Posted by Dave on September 9, 2014
I spend a lot of my life dealing with really small details. My entire work life is spent analyzing and reviewing numbers and coming to conclusions which I report on and defend to my employer. I enjoy this kind of detailed work, which I feel achieves something at the end of the day, solving number puzzles and coming to conclusions based on the evidence I reviewed. My financial plan is much less detailed, but still entails (at least the planning level) quite a bit of minor details.
This past week, I spent 4 days in the bush with 8 other guys. Over these 4 days, I was up to 40 kilometers away from civilization, only reachable by canoes and leg power. I love these trips, which I’ve taken almost every year for the last decade. I seem to always come back to “the world” completely exhausted, but with a much different view on life.
In the bush, everything the 9 of us need for the period we’re in the wilderness, we need to carry on our backs, whether it’s water filtration systems, food, first-aid supplies, or shelter.
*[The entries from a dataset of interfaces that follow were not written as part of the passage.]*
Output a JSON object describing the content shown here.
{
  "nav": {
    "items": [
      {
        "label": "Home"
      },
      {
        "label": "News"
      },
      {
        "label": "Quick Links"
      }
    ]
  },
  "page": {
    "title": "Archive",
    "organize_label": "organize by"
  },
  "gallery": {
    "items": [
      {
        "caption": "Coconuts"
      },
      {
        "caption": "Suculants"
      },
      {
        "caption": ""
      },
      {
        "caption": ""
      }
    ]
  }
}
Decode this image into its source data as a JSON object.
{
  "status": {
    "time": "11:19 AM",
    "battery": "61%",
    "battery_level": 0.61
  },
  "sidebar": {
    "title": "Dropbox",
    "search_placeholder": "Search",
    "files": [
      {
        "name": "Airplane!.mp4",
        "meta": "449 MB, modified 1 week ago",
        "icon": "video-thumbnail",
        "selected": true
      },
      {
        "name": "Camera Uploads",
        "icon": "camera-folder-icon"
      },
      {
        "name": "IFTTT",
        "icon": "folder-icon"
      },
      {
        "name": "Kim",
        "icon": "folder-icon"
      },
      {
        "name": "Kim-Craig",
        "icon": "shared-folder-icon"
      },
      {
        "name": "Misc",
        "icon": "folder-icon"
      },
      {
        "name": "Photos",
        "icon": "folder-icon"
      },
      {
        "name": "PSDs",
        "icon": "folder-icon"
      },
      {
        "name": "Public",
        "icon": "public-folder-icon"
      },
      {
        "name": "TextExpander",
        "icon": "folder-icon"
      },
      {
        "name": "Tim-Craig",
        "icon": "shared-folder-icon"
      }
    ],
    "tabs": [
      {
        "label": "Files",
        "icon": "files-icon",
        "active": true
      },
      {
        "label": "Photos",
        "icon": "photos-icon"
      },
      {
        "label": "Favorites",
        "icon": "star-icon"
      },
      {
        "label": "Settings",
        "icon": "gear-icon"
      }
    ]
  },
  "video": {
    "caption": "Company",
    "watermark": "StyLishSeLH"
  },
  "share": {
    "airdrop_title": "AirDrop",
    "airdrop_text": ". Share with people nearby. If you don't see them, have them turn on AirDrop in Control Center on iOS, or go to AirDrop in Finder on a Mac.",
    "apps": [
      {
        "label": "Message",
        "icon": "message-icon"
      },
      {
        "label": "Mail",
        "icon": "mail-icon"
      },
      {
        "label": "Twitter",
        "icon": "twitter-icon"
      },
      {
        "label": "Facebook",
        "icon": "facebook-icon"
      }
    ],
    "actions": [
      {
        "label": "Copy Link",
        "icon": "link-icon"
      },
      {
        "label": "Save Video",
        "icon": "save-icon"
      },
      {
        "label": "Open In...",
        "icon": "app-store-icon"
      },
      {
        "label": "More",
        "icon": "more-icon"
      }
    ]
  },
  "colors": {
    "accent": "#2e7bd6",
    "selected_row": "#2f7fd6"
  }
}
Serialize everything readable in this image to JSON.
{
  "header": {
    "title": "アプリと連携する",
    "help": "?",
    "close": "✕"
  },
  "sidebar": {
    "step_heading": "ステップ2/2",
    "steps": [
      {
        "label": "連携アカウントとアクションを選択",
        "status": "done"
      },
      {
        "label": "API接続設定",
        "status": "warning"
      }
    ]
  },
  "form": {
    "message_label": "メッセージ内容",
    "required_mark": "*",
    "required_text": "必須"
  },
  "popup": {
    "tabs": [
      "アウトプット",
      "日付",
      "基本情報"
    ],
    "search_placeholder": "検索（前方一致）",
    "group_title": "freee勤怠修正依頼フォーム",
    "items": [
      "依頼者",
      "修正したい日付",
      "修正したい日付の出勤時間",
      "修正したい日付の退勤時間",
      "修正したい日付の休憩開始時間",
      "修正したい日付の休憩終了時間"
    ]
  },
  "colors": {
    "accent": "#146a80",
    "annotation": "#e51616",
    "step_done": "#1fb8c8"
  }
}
We hauled seven 70 pound backpacks and 4 canoes on treks between lakes, around waterfalls, and over beaver dams to ensure we could survive in a comfortable manner. This kind of trip forces a focus on the daily event ahead, rather than planning too far into the future, which is the reason I think I love the trip so much. There’s no way I can be overly worried about work, or house stuff, or whether what I’m doing with my money is the best thing I could be doing. All that really matters at the moment, is pulling water with the paddle, or moving the pack with my feet.
I’m sure everyone would benefit from some level of rough living, to provide a bit of change of perspective from their everyday life. I live fairly sparsely, when compared to most people in my North American demographic. There is a realization when you have none of that “stuff” around you, or even any use for the vast majority of your worldly possessions that these things you’ve purchased are nothing more than “for fun”. This kind of realization allows for more appreciation of what I do have, and makes me think more about the “Wants” on my list.
It’s trips like these and the realizations that come from them that allow me to maintain my current path towards early retirement. The realization that I don’t need more stuff, I just need to be able to afford the stuff and activities that are most important to me, along with (more importantly) the time to enjoy them.
Is there anything you do that keeps your financial plan in-line?